Input>

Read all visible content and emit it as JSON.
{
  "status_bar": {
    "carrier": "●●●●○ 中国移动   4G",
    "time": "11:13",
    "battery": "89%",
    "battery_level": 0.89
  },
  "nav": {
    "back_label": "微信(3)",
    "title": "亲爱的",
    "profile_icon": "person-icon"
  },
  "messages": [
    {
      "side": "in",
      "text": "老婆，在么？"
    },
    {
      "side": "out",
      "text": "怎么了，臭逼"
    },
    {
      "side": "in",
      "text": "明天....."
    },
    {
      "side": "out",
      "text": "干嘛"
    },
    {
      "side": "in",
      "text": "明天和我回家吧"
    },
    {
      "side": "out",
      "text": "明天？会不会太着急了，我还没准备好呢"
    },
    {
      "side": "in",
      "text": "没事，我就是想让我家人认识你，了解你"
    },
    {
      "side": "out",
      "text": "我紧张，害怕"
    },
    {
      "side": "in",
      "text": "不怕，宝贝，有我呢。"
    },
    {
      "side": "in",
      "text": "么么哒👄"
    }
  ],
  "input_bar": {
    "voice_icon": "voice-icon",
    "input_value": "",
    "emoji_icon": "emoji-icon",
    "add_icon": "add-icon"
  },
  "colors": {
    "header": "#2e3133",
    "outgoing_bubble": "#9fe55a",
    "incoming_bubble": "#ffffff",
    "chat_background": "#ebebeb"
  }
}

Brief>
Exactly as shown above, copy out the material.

Exercise solution>
Read all visible content and emit it as JSON.
{
  "status_bar": {
    "carrier": "●●●●○ 中国移动   4G",
    "time": "11:13",
    "battery": "89%",
    "battery_level": 0.89
  },
  "nav": {
    "back_label": "微信(3)",
    "title": "亲爱的",
    "profile_icon": "person-icon"
  },
  "messages": [
    {
      "side": "in",
      "text": "老婆，在么？"
    },
    {
      "side": "out",
      "text": "怎么了，臭逼"
    },
    {
      "side": "in",
      "text": "明天....."
    },
    {
      "side": "out",
      "text": "干嘛"
    },
    {
      "side": "in",
      "text": "明天和我回家吧"
    },
    {
      "side": "out",
      "text": "明天？会不会太着急了，我还没准备好呢"
    },
    {
      "side": "in",
      "text": "没事，我就是想让我家人认识你，了解你"
    },
    {
      "side": "out",
      "text": "我紧张，害怕"
    },
    {
      "side": "in",
      "text": "不怕，宝贝，有我呢。"
    },
    {
      "side": "in",
      "text": "么么哒👄"
    }
  ],
  "input_bar": {
    "voice_icon": "voice-icon",
    "input_value": "",
    "emoji_icon": "emoji-icon",
    "add_icon": "add-icon"
  },
  "colors": {
    "header": "#2e3133",
    "outgoing_bubble": "#9fe55a",
    "incoming_bubble": "#ffffff",
    "chat_background": "#ebebeb"
  }
}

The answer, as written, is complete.